Manage your energy, not your time (part 1)

This title of a HBR article from 2000 seems again very relevant as we are experiencing a massive shift from office to the home office (Schwartz & McCarthy, February 2000).

Schwartz et al. argue that organisations are often pushing employees too hard to increase productivity, ignoring people’s need to replenish their physical, emotional, mental, and spiritual energy. Since the start of the Covid crisis organisations are seeing a significant increase in productivity (see my last blog: ’Working from anywhere: lessons learnt in 2020’; Fogelberg, December 2020) but this may be at the expense of worker’s mental and physical health. From my executive coaching practice, I experience that many ‘workers from home’ work 10-11-hour days with back-to-back (online) meetings, ignoring their physical needs, such as movement and nutrition. Managers are faced with a new and unfamiliar task of caring for their remote team members wellbeing, including ergonomic aspects such as the layout of the home office.

So, remote employees need to manage their energy more than just manage time. Classical time management is aimed at optimizing the use of time to be more productive. Managing energy is aimed at striking a good balance between productivity and replenishing energy sources.

Also, it considers that people have different circadian (24 hours) rhythms. Scheduling tasks based on high energy moments and lows makes sense but goes against common practice of everyone working the same day hours and rhythms.

Schwartz et al. mention the 4 sources of energy and make practical suggestions on how to take these into account. This can be a useful framework both for individuals and managers to look at how they organise their working days in the home office.

In the next blog, we will zoom in on what remote managers can do to help team members manage their energy better.


Enhance your sleep by setting an earlier bedtime and reducing alcohol use.

Reduce stress by engaging in cardiovascular activity at least three times a week and strength training at least once.

Eat small meals and light snacks every three hours.

Learn to notice signs of imminent energy flagging, including restlessness, yawning, hunger, and difficulty concentrating.

Take brief but regular breaks, away from your desk, at 90- to 120-minute intervals throughout the day.


Defuse negative emotions—irritability, impatience, anxiety, insecurity—through deep abdominal breathing.

Fuel positive emotions in yourself and others by regularly expressing appreciation to others in detailed, specific terms through notes, e-mails, calls, or conversations.

Look at upsetting situations through new lenses.

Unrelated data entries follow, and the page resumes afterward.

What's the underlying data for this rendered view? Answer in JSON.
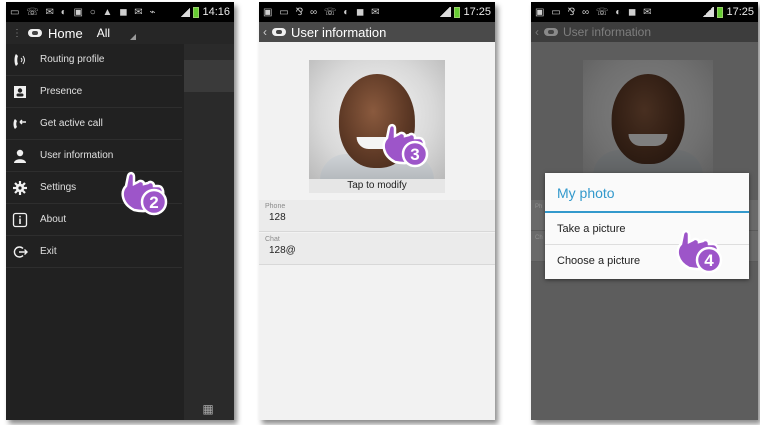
{
  "screen1": {
    "status_time": "14:16",
    "header": {
      "title": "Home",
      "filter": "All"
    },
    "menu": [
      {
        "label": "Routing profile",
        "icon": "phone-handset-icon"
      },
      {
        "label": "Presence",
        "icon": "contact-card-icon"
      },
      {
        "label": "Get active call",
        "icon": "call-pickup-icon"
      },
      {
        "label": "User information",
        "icon": "user-icon"
      },
      {
        "label": "Settings",
        "icon": "gear-icon"
      },
      {
        "label": "About",
        "icon": "info-icon"
      },
      {
        "label": "Exit",
        "icon": "exit-icon"
      }
    ],
    "step": "2"
  },
  "screen2": {
    "status_time": "17:25",
    "header": {
      "title": "User information"
    },
    "tap_caption": "Tap to modify",
    "fields": [
      {
        "label": "Phone",
        "value": "128"
      },
      {
        "label": "Chat",
        "value": "128@"
      }
    ],
    "step": "3"
  },
  "screen3": {
    "status_time": "17:25",
    "header": {
      "title": "User information"
    },
    "background_labels": [
      "Ph",
      "Ch"
    ],
    "dialog": {
      "title": "My photo",
      "options": [
        "Take a picture",
        "Choose a picture"
      ]
    },
    "step": "4"
  },
  "colors": {
    "accent_blue": "#3399cc",
    "hand_purple": "#9d55c9",
    "battery_green": "#66cc33"
  }
}
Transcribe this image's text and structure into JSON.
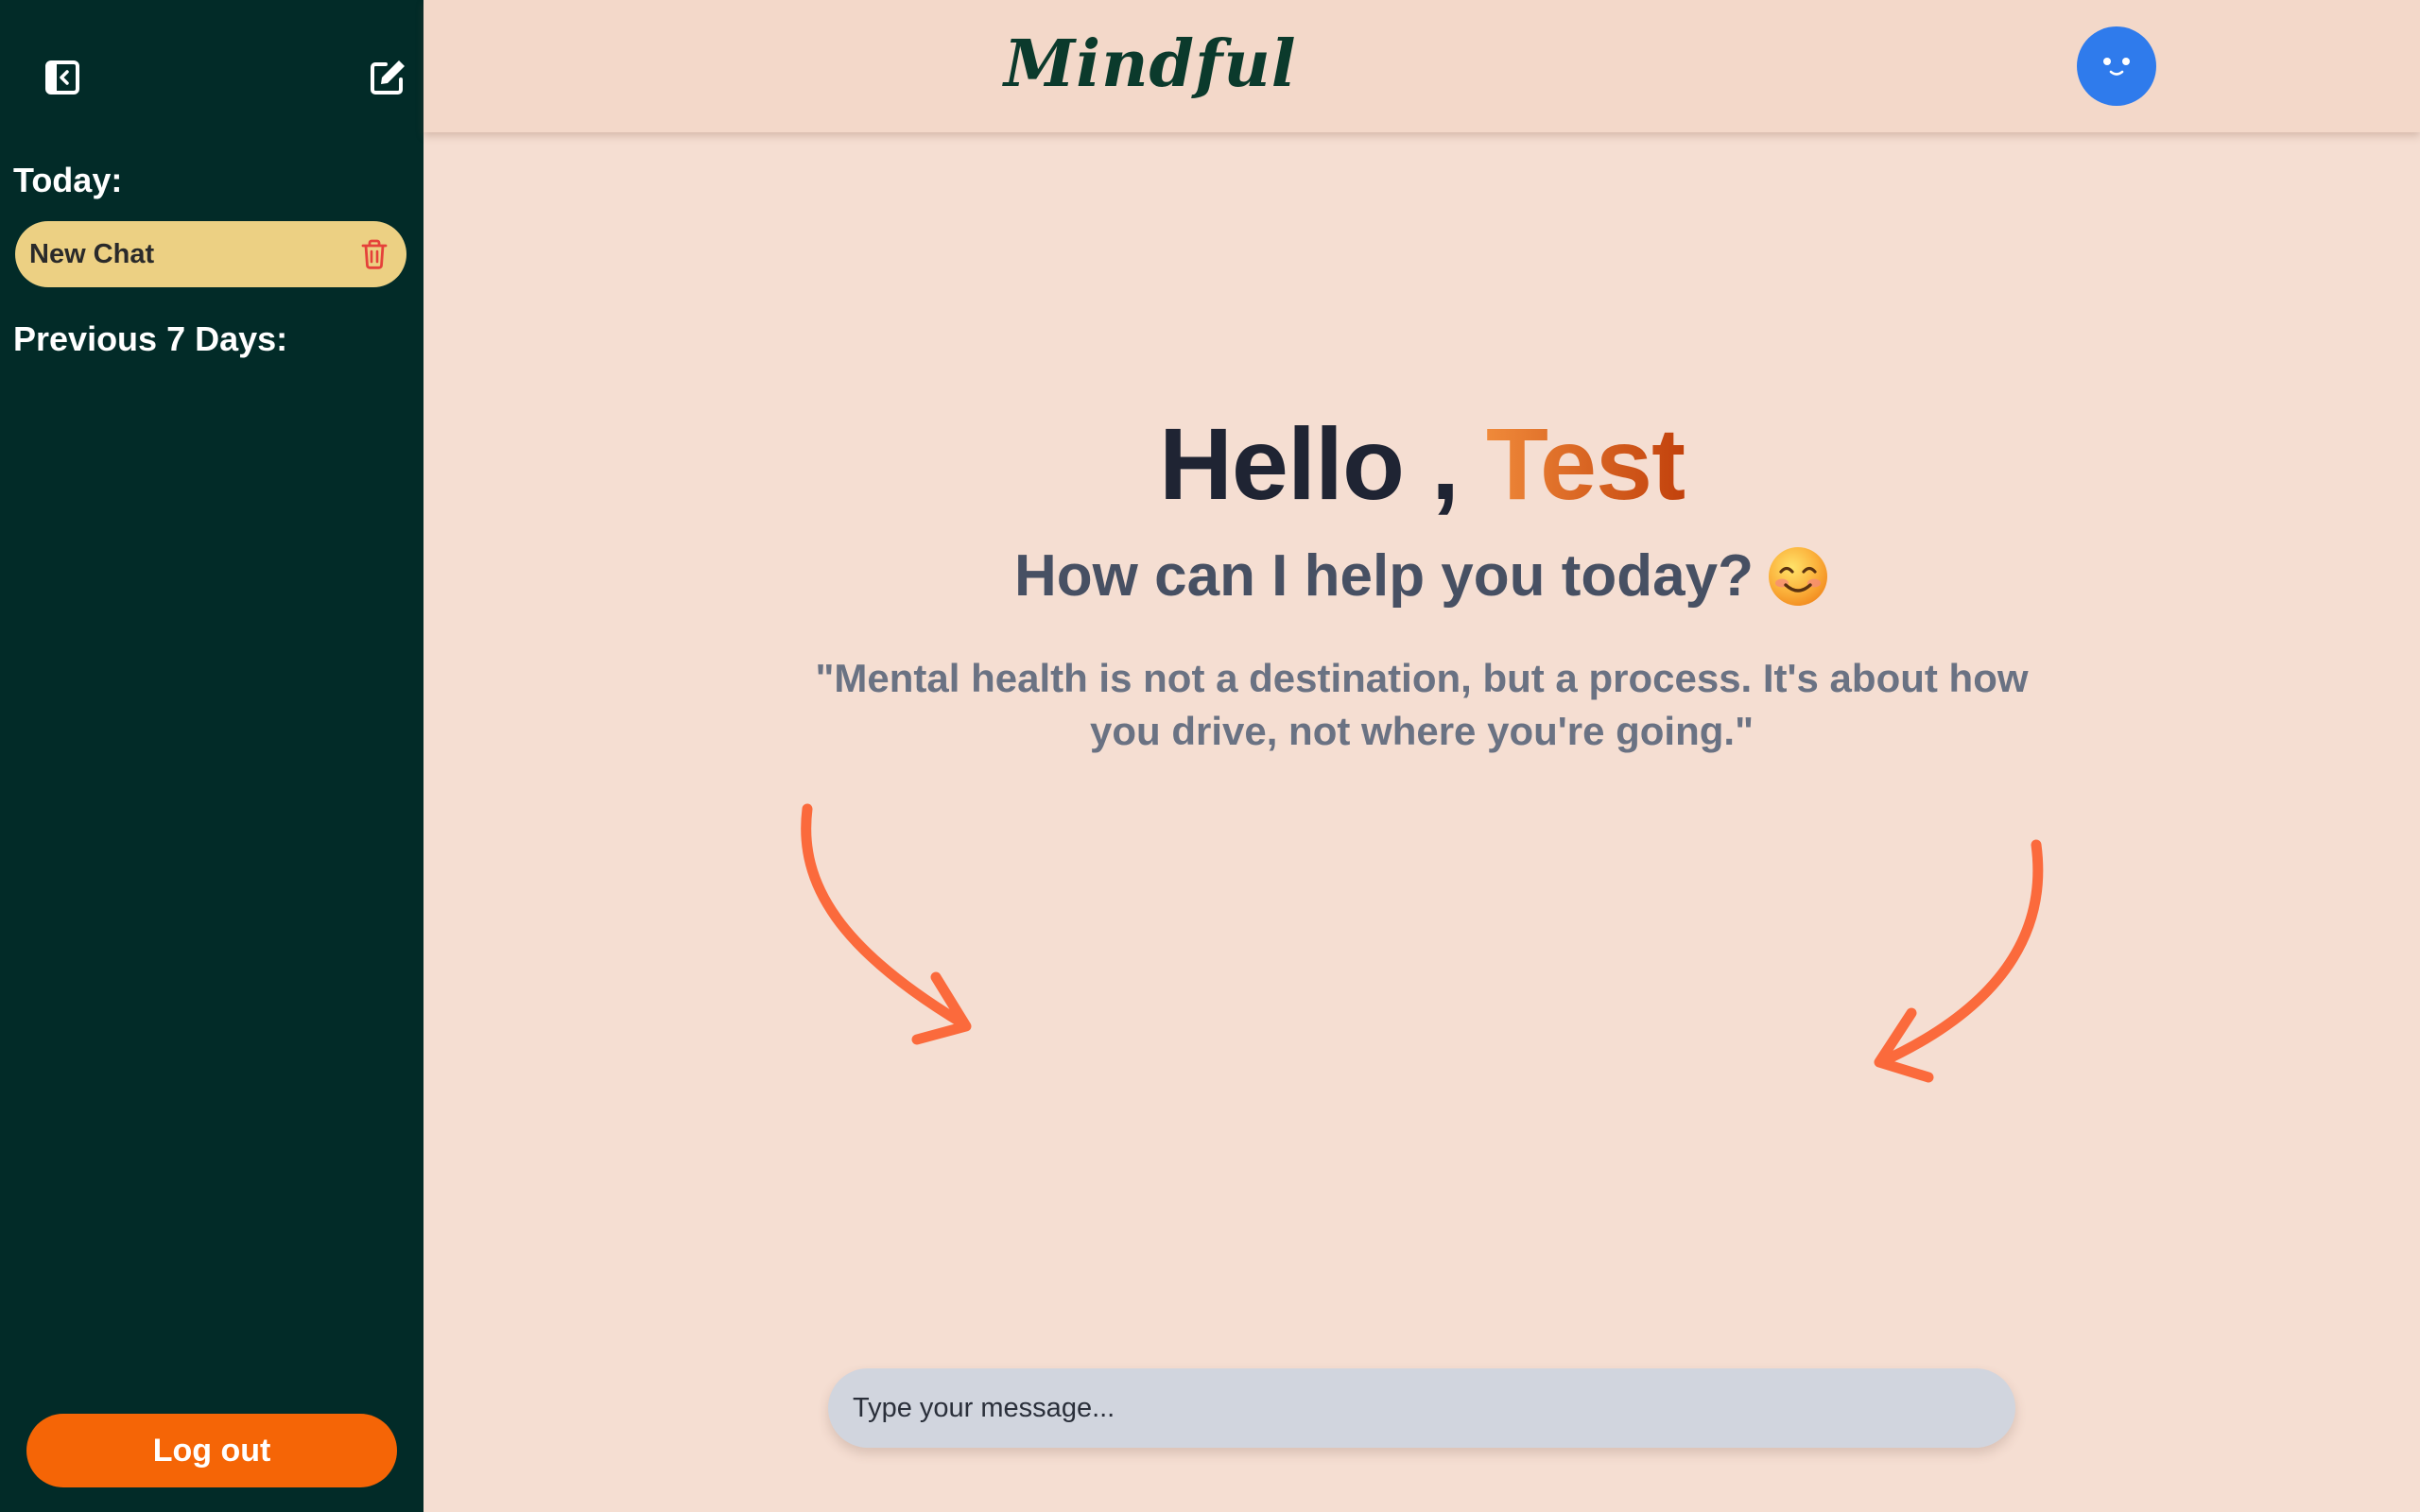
{
  "app": {
    "brand": "Mindful"
  },
  "sidebar": {
    "toggle_icon": "sidebar-collapse-icon",
    "compose_icon": "edit-icon",
    "sections": {
      "today_label": "Today:",
      "previous_label": "Previous 7 Days:"
    },
    "chats": [
      {
        "title": "New Chat",
        "delete_icon": "trash-icon"
      }
    ],
    "logout_label": "Log out"
  },
  "header": {
    "avatar_icon": "smiley-face-icon"
  },
  "main": {
    "greeting_prefix": "Hello , ",
    "greeting_name": "Test",
    "subtitle": "How can I help you today?",
    "subtitle_emoji": "smiling-face-emoji",
    "quote": "\"Mental health is not a destination, but a process. It's about how you drive, not where you're going.\"",
    "decor_icons": [
      "curved-arrow-icon",
      "curved-arrow-icon"
    ]
  },
  "composer": {
    "placeholder": "Type your message..."
  },
  "colors": {
    "sidebar_bg": "#022b28",
    "page_bg": "#f5ded2",
    "header_bg": "#f3d8c9",
    "chat_item_bg": "#ecd083",
    "logout_bg": "#f56506",
    "avatar_bg": "#2f7bec",
    "arrow": "#fb6a3c",
    "trash": "#e5413a"
  }
}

Adopt a “reverse lens” to ask, “What would the other person in this conflict say, and how might he be right?” Use a “long lens” to ask, “How will I likely view this situation in six months?” Employ a “wide lens” to ask, “How can I grow and learn from this situation?”


Reduce interruptions by performing high concentration tasks away from phones and e-mail.

Respond to voice mails and e-mails at designated times during the day.

Every night, identify the most important challenge for the next day. Then make it your first priority when you arrive at work in the morning.


Identify your “sweet spot” activities—those that give you feelings of effectiveness, effortless absorption, and fulfilment. Find ways to do more of these.

Allocate time and energy to what you consider most important.

Live your core values. For instance, if consideration is important to you but you are perpetually late for meetings, practice intentionally showing up five minutes early for meetings.